Wendy Alexander/The Madera Tribune Smoke from fires in Northern and Southern California and from western Fresno County made its way to Madera County, as seen coming through State Route 41 on Thursday. Smoke from the fires made for an unhealthy day, according to the San Joaquin Air Pollution District.


District cautions residents of increasing health impacts

Multiple wildfires surrounding the Valley are causing smoke impacts to all counties of the Valley air basin. As a result, the San Joaquin Valley Air Pollution District is issuing a health caution, which will remain in place until the fires are extinguished.

The Canyon Fire, located in Stanislaus County near Turlock; the Hills Fire, located in Fresno County west of Avenal near Highway 33; and the Lake Fire located in Los Angeles County southeast of Lebec are producing smoke that is infiltrating into the San Joaquin Valley, which includes San Joaquin, Stanislaus, Merced, Madera, Fresno, Kings, Tulare counties, and the valley portion of Kern county.

Air pollution officials caution Valley residents to reduce exposure to the particulate matter (PM) emissions by remaining indoors in effected areas.

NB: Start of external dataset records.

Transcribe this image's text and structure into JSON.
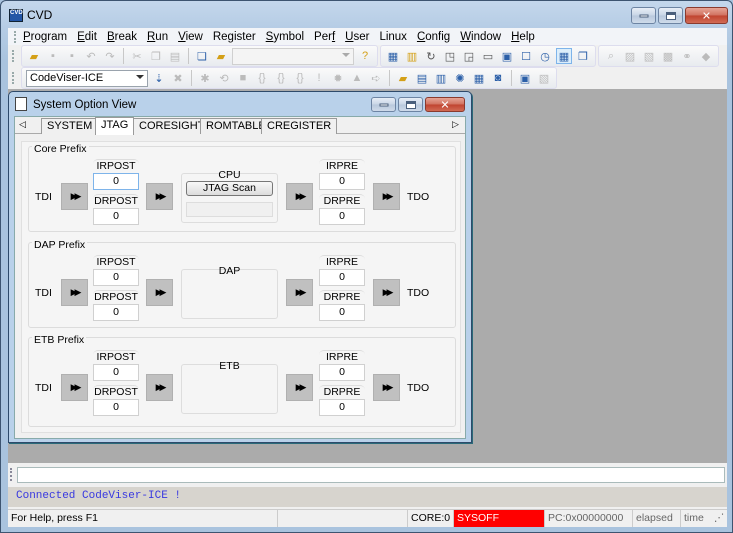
{
  "app": {
    "title": "CVD",
    "icon": "cvd-app-icon"
  },
  "window_controls": {
    "minimize": "minimize",
    "maximize": "maximize",
    "close": "close"
  },
  "menubar": {
    "items": [
      {
        "label": "Program",
        "u": "P"
      },
      {
        "label": "Edit",
        "u": "E"
      },
      {
        "label": "Break",
        "u": "B"
      },
      {
        "label": "Run",
        "u": "R"
      },
      {
        "label": "View",
        "u": "V"
      },
      {
        "label": "Register",
        "u": "g"
      },
      {
        "label": "Symbol",
        "u": "S"
      },
      {
        "label": "Perf",
        "u": "f"
      },
      {
        "label": "User",
        "u": "U"
      },
      {
        "label": "Linux",
        "u": ""
      },
      {
        "label": "Config",
        "u": "C"
      },
      {
        "label": "Window",
        "u": "W"
      },
      {
        "label": "Help",
        "u": "H"
      }
    ]
  },
  "toolbar1": {
    "combo_value": "",
    "icons": [
      "open-folder",
      "save",
      "save-all",
      "undo",
      "redo",
      "cut",
      "copy",
      "paste",
      "windows",
      "open-project",
      "help",
      "memory-view",
      "register-view",
      "refresh",
      "step-into-window",
      "step-out-window",
      "disassembly",
      "watch",
      "window",
      "stopwatch",
      "grid-view",
      "window-cascade",
      "find",
      "image-view",
      "chart-view",
      "compare-view",
      "link",
      "pin"
    ]
  },
  "toolbar2": {
    "target_combo": "CodeViser-ICE",
    "icons": [
      "sort",
      "disconnect",
      "break-point",
      "reset",
      "stop",
      "step-into",
      "step-over",
      "step-out",
      "run-to",
      "run",
      "warning",
      "next",
      "project",
      "script",
      "edit-script",
      "settings",
      "table",
      "record",
      "hex-view",
      "trace"
    ]
  },
  "child_window": {
    "title": "System Option View",
    "tabs": [
      "SYSTEM",
      "JTAG",
      "CORESIGHT",
      "ROMTABLE",
      "CREGISTER"
    ],
    "active_tab": "JTAG",
    "groups": [
      {
        "title": "Core Prefix",
        "center_label": "CPU",
        "button": "JTAG Scan",
        "tdi": "TDI",
        "tdo": "TDO",
        "irpost_label": "IRPOST",
        "irpost": "0",
        "drpost_label": "DRPOST",
        "drpost": "0",
        "irpre_label": "IRPRE",
        "irpre": "0",
        "drpre_label": "DRPRE",
        "drpre": "0"
      },
      {
        "title": "DAP Prefix",
        "center_label": "DAP",
        "tdi": "TDI",
        "tdo": "TDO",
        "irpost_label": "IRPOST",
        "irpost": "0",
        "drpost_label": "DRPOST",
        "drpost": "0",
        "irpre_label": "IRPRE",
        "irpre": "0",
        "drpre_label": "DRPRE",
        "drpre": "0"
      },
      {
        "title": "ETB Prefix",
        "center_label": "ETB",
        "tdi": "TDI",
        "tdo": "TDO",
        "irpost_label": "IRPOST",
        "irpost": "0",
        "drpost_label": "DRPOST",
        "drpost": "0",
        "irpre_label": "IRPRE",
        "irpre": "0",
        "drpre_label": "DRPRE",
        "drpre": "0"
      }
    ]
  },
  "command": {
    "value": ""
  },
  "output": {
    "message": "Connected CodeViser-ICE !"
  },
  "statusbar": {
    "help": "For Help, press F1",
    "core": "CORE:0",
    "state": "SYSOFF",
    "pc": "PC:0x00000000",
    "elapsed": "elapsed",
    "time": "time"
  },
  "colors": {
    "sysoff_bg": "#ff0000",
    "output_text": "#3838e0",
    "mdi_bg": "#ababab"
  }
}
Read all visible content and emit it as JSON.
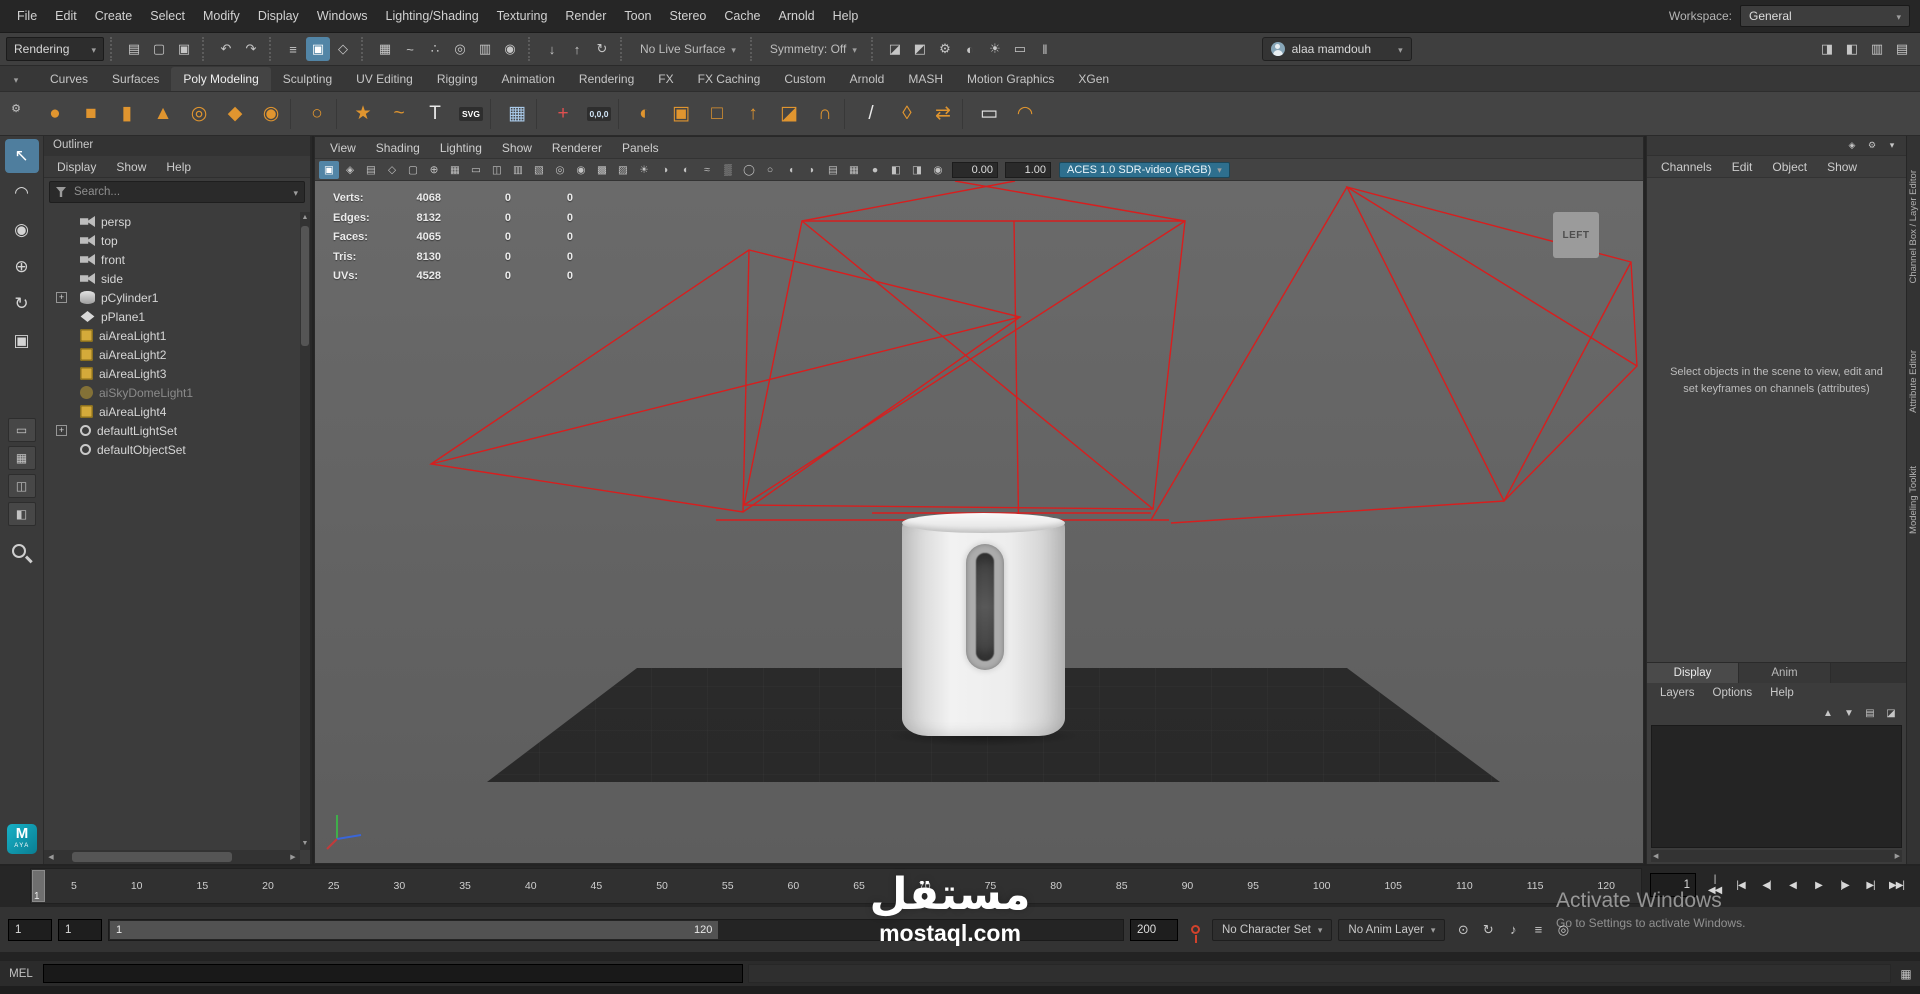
{
  "menubar": {
    "items": [
      "File",
      "Edit",
      "Create",
      "Select",
      "Modify",
      "Display",
      "Windows",
      "Lighting/Shading",
      "Texturing",
      "Render",
      "Toon",
      "Stereo",
      "Cache",
      "Arnold",
      "Help"
    ],
    "workspace_label": "Workspace:",
    "workspace_value": "General"
  },
  "statusline": {
    "menuset": "Rendering",
    "no_live_surface": "No Live Surface",
    "symmetry": "Symmetry: Off",
    "user": "alaa mamdouh",
    "file_icons": [
      {
        "name": "new-scene-icon",
        "glyph": "▤"
      },
      {
        "name": "open-scene-icon",
        "glyph": "▢"
      },
      {
        "name": "save-scene-icon",
        "glyph": "▣"
      }
    ],
    "edit_icons": [
      {
        "name": "undo-icon",
        "glyph": "↶"
      },
      {
        "name": "redo-icon",
        "glyph": "↷"
      }
    ],
    "mask_icons": [
      {
        "name": "select-hierarchy-icon",
        "glyph": "≡"
      },
      {
        "name": "select-object-icon",
        "glyph": "▣",
        "active": true
      },
      {
        "name": "select-component-icon",
        "glyph": "◇"
      }
    ],
    "snap_icons": [
      {
        "name": "snap-grid-icon",
        "glyph": "▦"
      },
      {
        "name": "snap-curve-icon",
        "glyph": "~"
      },
      {
        "name": "snap-point-icon",
        "glyph": "∴"
      },
      {
        "name": "snap-projected-center-icon",
        "glyph": "◎"
      },
      {
        "name": "snap-view-plane-icon",
        "glyph": "▥"
      },
      {
        "name": "make-live-icon",
        "glyph": "◉"
      }
    ],
    "history_icons": [
      {
        "name": "inputs-icon",
        "glyph": "↓"
      },
      {
        "name": "outputs-icon",
        "glyph": "↑"
      },
      {
        "name": "construction-history-icon",
        "glyph": "↻"
      }
    ],
    "render_icons": [
      {
        "name": "render-frame-icon",
        "glyph": "◪"
      },
      {
        "name": "ipr-render-icon",
        "glyph": "◩"
      },
      {
        "name": "render-settings-icon",
        "glyph": "⚙"
      },
      {
        "name": "hypershade-icon",
        "glyph": "◐"
      },
      {
        "name": "light-editor-icon",
        "glyph": "☀"
      },
      {
        "name": "render-sequence-icon",
        "glyph": "▭"
      },
      {
        "name": "pause-icon",
        "glyph": "‖"
      }
    ],
    "sidebar_icons": [
      {
        "name": "toggle-modeling-toolkit-icon",
        "glyph": "◨"
      },
      {
        "name": "toggle-attribute-editor-icon",
        "glyph": "◧"
      },
      {
        "name": "toggle-tool-settings-icon",
        "glyph": "▥"
      },
      {
        "name": "toggle-channel-box-icon",
        "glyph": "▤"
      }
    ]
  },
  "shelf": {
    "tabs": [
      {
        "label": "Curves"
      },
      {
        "label": "Surfaces"
      },
      {
        "label": "Poly Modeling",
        "active": true
      },
      {
        "label": "Sculpting"
      },
      {
        "label": "UV Editing"
      },
      {
        "label": "Rigging"
      },
      {
        "label": "Animation"
      },
      {
        "label": "Rendering"
      },
      {
        "label": "FX"
      },
      {
        "label": "FX Caching"
      },
      {
        "label": "Custom"
      },
      {
        "label": "Arnold"
      },
      {
        "label": "MASH"
      },
      {
        "label": "Motion Graphics"
      },
      {
        "label": "XGen"
      }
    ],
    "items": [
      {
        "name": "poly-sphere-icon",
        "glyph": "●",
        "color": "#e0952f"
      },
      {
        "name": "poly-cube-icon",
        "glyph": "■",
        "color": "#e0952f"
      },
      {
        "name": "poly-cylinder-icon",
        "glyph": "▮",
        "color": "#e0952f"
      },
      {
        "name": "poly-cone-icon",
        "glyph": "▲",
        "color": "#e0952f"
      },
      {
        "name": "poly-torus-icon",
        "glyph": "◎",
        "color": "#e0952f"
      },
      {
        "name": "poly-plane-icon",
        "glyph": "◆",
        "color": "#e0952f"
      },
      {
        "name": "poly-disc-icon",
        "glyph": "◉",
        "color": "#e0952f"
      },
      {
        "name": "shelf-separator",
        "sep": true
      },
      {
        "name": "nurbs-sphere-icon",
        "glyph": "○",
        "color": "#e0952f"
      },
      {
        "name": "shelf-separator",
        "sep": true
      },
      {
        "name": "curve-star-icon",
        "glyph": "★",
        "color": "#e0952f"
      },
      {
        "name": "ep-curve-icon",
        "glyph": "~",
        "color": "#e0952f"
      },
      {
        "name": "text-tool-icon",
        "glyph": "T",
        "color": "#e8e8e8"
      },
      {
        "name": "svg-tool-icon",
        "glyph": "SVG",
        "color": "#ffffff",
        "badge": true
      },
      {
        "name": "shelf-separator",
        "sep": true
      },
      {
        "name": "calculator-icon",
        "glyph": "▦",
        "color": "#a9c9e8"
      },
      {
        "name": "shelf-separator",
        "sep": true
      },
      {
        "name": "locator-icon",
        "glyph": "+",
        "color": "#e05050"
      },
      {
        "name": "origin-axis-icon",
        "glyph": "0,0,0",
        "color": "#cfe3f5",
        "badge": true
      },
      {
        "name": "shelf-separator",
        "sep": true
      },
      {
        "name": "boolean-icon",
        "glyph": "◐",
        "color": "#e0952f"
      },
      {
        "name": "combine-icon",
        "glyph": "▣",
        "color": "#e0952f"
      },
      {
        "name": "separate-icon",
        "glyph": "□",
        "color": "#e0952f"
      },
      {
        "name": "extrude-icon",
        "glyph": "↑",
        "color": "#e0952f"
      },
      {
        "name": "bevel-icon",
        "glyph": "◪",
        "color": "#e0952f"
      },
      {
        "name": "bridge-icon",
        "glyph": "∩",
        "color": "#e0952f"
      },
      {
        "name": "shelf-separator",
        "sep": true
      },
      {
        "name": "multi-cut-icon",
        "glyph": "/",
        "color": "#e8e8e8"
      },
      {
        "name": "target-weld-icon",
        "glyph": "◊",
        "color": "#e0952f"
      },
      {
        "name": "mirror-icon",
        "glyph": "⇄",
        "color": "#e0952f"
      },
      {
        "name": "shelf-separator",
        "sep": true
      },
      {
        "name": "quad-draw-icon",
        "glyph": "▭",
        "color": "#e8e8e8"
      },
      {
        "name": "sculpt-icon",
        "glyph": "◠",
        "color": "#e0952f"
      }
    ]
  },
  "toolbox": {
    "tools": [
      {
        "name": "select-tool",
        "glyph": "↖",
        "active": true
      },
      {
        "name": "lasso-tool",
        "glyph": "◠"
      },
      {
        "name": "paint-select-tool",
        "glyph": "◉"
      },
      {
        "name": "move-tool",
        "glyph": "⊕"
      },
      {
        "name": "rotate-tool",
        "glyph": "↻"
      },
      {
        "name": "scale-tool",
        "glyph": "▣"
      }
    ],
    "layouts": [
      {
        "name": "single-pane-layout-button",
        "glyph": "▭"
      },
      {
        "name": "four-pane-layout-button",
        "glyph": "▦"
      },
      {
        "name": "persp-outliner-layout-button",
        "glyph": "◫"
      },
      {
        "name": "split-pane-layout-button",
        "glyph": "◧"
      }
    ],
    "logo_m": "M",
    "logo_sub": "AYA"
  },
  "outliner": {
    "title": "Outliner",
    "menus": [
      "Display",
      "Show",
      "Help"
    ],
    "search_placeholder": "Search...",
    "items": [
      {
        "label": "persp",
        "icon": "camera"
      },
      {
        "label": "top",
        "icon": "camera"
      },
      {
        "label": "front",
        "icon": "camera"
      },
      {
        "label": "side",
        "icon": "camera"
      },
      {
        "label": "pCylinder1",
        "icon": "mesh",
        "expand": true
      },
      {
        "label": "pPlane1",
        "icon": "plane"
      },
      {
        "label": "aiAreaLight1",
        "icon": "arealight"
      },
      {
        "label": "aiAreaLight2",
        "icon": "arealight"
      },
      {
        "label": "aiAreaLight3",
        "icon": "arealight"
      },
      {
        "label": "aiSkyDomeLight1",
        "icon": "skydome",
        "dim": true
      },
      {
        "label": "aiAreaLight4",
        "icon": "arealight"
      },
      {
        "label": "defaultLightSet",
        "icon": "set",
        "expand": true
      },
      {
        "label": "defaultObjectSet",
        "icon": "set"
      }
    ]
  },
  "viewport": {
    "menus": [
      "View",
      "Shading",
      "Lighting",
      "Show",
      "Renderer",
      "Panels"
    ],
    "toolbar": {
      "exposure": "0.00",
      "gamma": "1.00",
      "view_transform": "ACES 1.0 SDR-video (sRGB)",
      "icons": [
        {
          "name": "select-camera-icon",
          "glyph": "▣",
          "active": true
        },
        {
          "name": "lock-camera-icon",
          "glyph": "◈"
        },
        {
          "name": "camera-attributes-icon",
          "glyph": "▤"
        },
        {
          "name": "bookmarks-icon",
          "glyph": "◇"
        },
        {
          "name": "image-plane-icon",
          "glyph": "▢"
        },
        {
          "name": "2d-pan-zoom-icon",
          "glyph": "⊕"
        },
        {
          "name": "grid-toggle-icon",
          "glyph": "▦"
        },
        {
          "name": "film-gate-icon",
          "glyph": "▭"
        },
        {
          "name": "resolution-gate-icon",
          "glyph": "◫"
        },
        {
          "name": "gate-mask-icon",
          "glyph": "▥"
        },
        {
          "name": "field-chart-icon",
          "glyph": "▧"
        },
        {
          "name": "safe-action-icon",
          "glyph": "◎"
        },
        {
          "name": "safe-title-icon",
          "glyph": "◉"
        },
        {
          "name": "frame-all-icon",
          "glyph": "▩"
        },
        {
          "name": "frame-selected-icon",
          "glyph": "▨"
        },
        {
          "name": "lighting-all-icon",
          "glyph": "☀"
        },
        {
          "name": "shadows-icon",
          "glyph": "◑"
        },
        {
          "name": "screen-space-ao-icon",
          "glyph": "◐"
        },
        {
          "name": "motion-blur-icon",
          "glyph": "≈"
        },
        {
          "name": "anti-aliasing-icon",
          "glyph": "▒"
        },
        {
          "name": "depth-of-field-icon",
          "glyph": "◯"
        },
        {
          "name": "isolate-select-icon",
          "glyph": "○"
        },
        {
          "name": "xray-icon",
          "glyph": "◖"
        },
        {
          "name": "xray-joints-icon",
          "glyph": "◗"
        },
        {
          "name": "wireframe-on-shaded-icon",
          "glyph": "▤"
        },
        {
          "name": "textured-mode-icon",
          "glyph": "▦"
        },
        {
          "name": "default-material-icon",
          "glyph": "●"
        },
        {
          "name": "exposure-icon",
          "glyph": "◧"
        },
        {
          "name": "gamma-icon",
          "glyph": "◨"
        },
        {
          "name": "color-management-icon",
          "glyph": "◉"
        }
      ]
    },
    "hud": {
      "rows": [
        {
          "label": "Verts:",
          "c1": "4068",
          "c2": "0",
          "c3": "0"
        },
        {
          "label": "Edges:",
          "c1": "8132",
          "c2": "0",
          "c3": "0"
        },
        {
          "label": "Faces:",
          "c1": "4065",
          "c2": "0",
          "c3": "0"
        },
        {
          "label": "Tris:",
          "c1": "8130",
          "c2": "0",
          "c3": "0"
        },
        {
          "label": "UVs:",
          "c1": "4528",
          "c2": "0",
          "c3": "0"
        }
      ]
    },
    "view_label": "LEFT"
  },
  "channelbox": {
    "menus": [
      "Channels",
      "Edit",
      "Object",
      "Show"
    ],
    "empty_message": "Select objects in the scene to view, edit and set keyframes on channels (attributes)",
    "top_icons": [
      {
        "name": "speed-slow-icon",
        "glyph": "◈"
      },
      {
        "name": "speed-medium-icon",
        "glyph": "⚙"
      },
      {
        "name": "hide-panel-icon",
        "glyph": "▾"
      }
    ]
  },
  "right_strip": {
    "labels": [
      "Channel Box / Layer Editor",
      "Attribute Editor",
      "Modeling Toolkit"
    ]
  },
  "layer_editor": {
    "tabs": [
      {
        "label": "Display",
        "active": true
      },
      {
        "label": "Anim"
      }
    ],
    "menus": [
      "Layers",
      "Options",
      "Help"
    ],
    "icons": [
      {
        "name": "move-layer-up-icon",
        "glyph": "▲"
      },
      {
        "name": "move-layer-down-icon",
        "glyph": "▼"
      },
      {
        "name": "new-empty-layer-icon",
        "glyph": "▤"
      },
      {
        "name": "new-layer-from-selected-icon",
        "glyph": "◪"
      }
    ]
  },
  "timeline": {
    "ticks": [
      "5",
      "10",
      "15",
      "20",
      "25",
      "30",
      "35",
      "40",
      "45",
      "50",
      "55",
      "60",
      "65",
      "70",
      "75",
      "80",
      "85",
      "90",
      "95",
      "100",
      "105",
      "110",
      "115",
      "120"
    ],
    "current_frame": "1",
    "current_time_field": "1",
    "playback": [
      {
        "name": "go-to-start-button",
        "glyph": "|◀◀"
      },
      {
        "name": "step-back-key-button",
        "glyph": "|◀"
      },
      {
        "name": "step-back-frame-button",
        "glyph": "◀|"
      },
      {
        "name": "play-backwards-button",
        "glyph": "◀"
      },
      {
        "name": "play-forwards-button",
        "glyph": "▶"
      },
      {
        "name": "step-forward-frame-button",
        "glyph": "|▶"
      },
      {
        "name": "step-forward-key-button",
        "glyph": "▶|"
      },
      {
        "name": "go-to-end-button",
        "glyph": "▶▶|"
      }
    ]
  },
  "rangebar": {
    "anim_start": "1",
    "play_start": "1",
    "range_start_label": "1",
    "range_end_label": "120",
    "anim_end": "200",
    "character_set": "No Character Set",
    "anim_layer": "No Anim Layer",
    "trailing_icons": [
      {
        "name": "playback-speed-icon",
        "glyph": "⊙"
      },
      {
        "name": "loop-playback-icon",
        "glyph": "↻"
      },
      {
        "name": "sound-toggle-icon",
        "glyph": "♪"
      },
      {
        "name": "time-snap-icon",
        "glyph": "≡"
      },
      {
        "name": "mute-icon",
        "glyph": "◎"
      }
    ]
  },
  "commandline": {
    "mode_label": "MEL"
  },
  "watermark": {
    "logo_text": "مستقل",
    "site_text": "mostaql.com"
  },
  "activate": {
    "line1": "Activate Windows",
    "line2": "Go to Settings to activate Windows."
  }
}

PM pollution can trigger asthma attacks, aggravate chronic bronchitis, and increase the risk of heart attack and stroke. Individuals with heart or lung disease should follow their doctors’ advice for dealing with episodes of PM exposure. Those with existing respiratory conditions, including COVID-19, young children and the elderly, are especially susceptible to the health effects from this form of pollution. Anyone experiencing poor air quality due to wildfire smoke should move indoors to a filtered, air-conditioned environment with windows closed. The common cloth and paper masks in dividuals are wearing due to COVID-19 concerns may not protect them from wildfire smoke. Residents can use the District’s Real-time Air Advisory Network (RAAN) to track air quality at any Valley location by visiting District air monitoring stations are designed to detect microscopic PM 2.5 particles that exist in smoke. However, larger particles, such as ash, may not be detected. If you smell smoke or see falling ash in your immediate vicinity, consider air quality “unhealthy” (RAAN Level 4 or higher) even if RAAN displays lower level of pollution.

The public can also check the District’s wildfire page at for information about any current and recently past wildfires affecting the Valley. In addition, anyone can follow air quality conditions by downloading the free “Valley Air” app on their mobile device.

For more information, visit or call a district office in Fresno (559-230-6000), Modesto (209-557-6400) or Bakersfield (661-392-5500).

bottom of page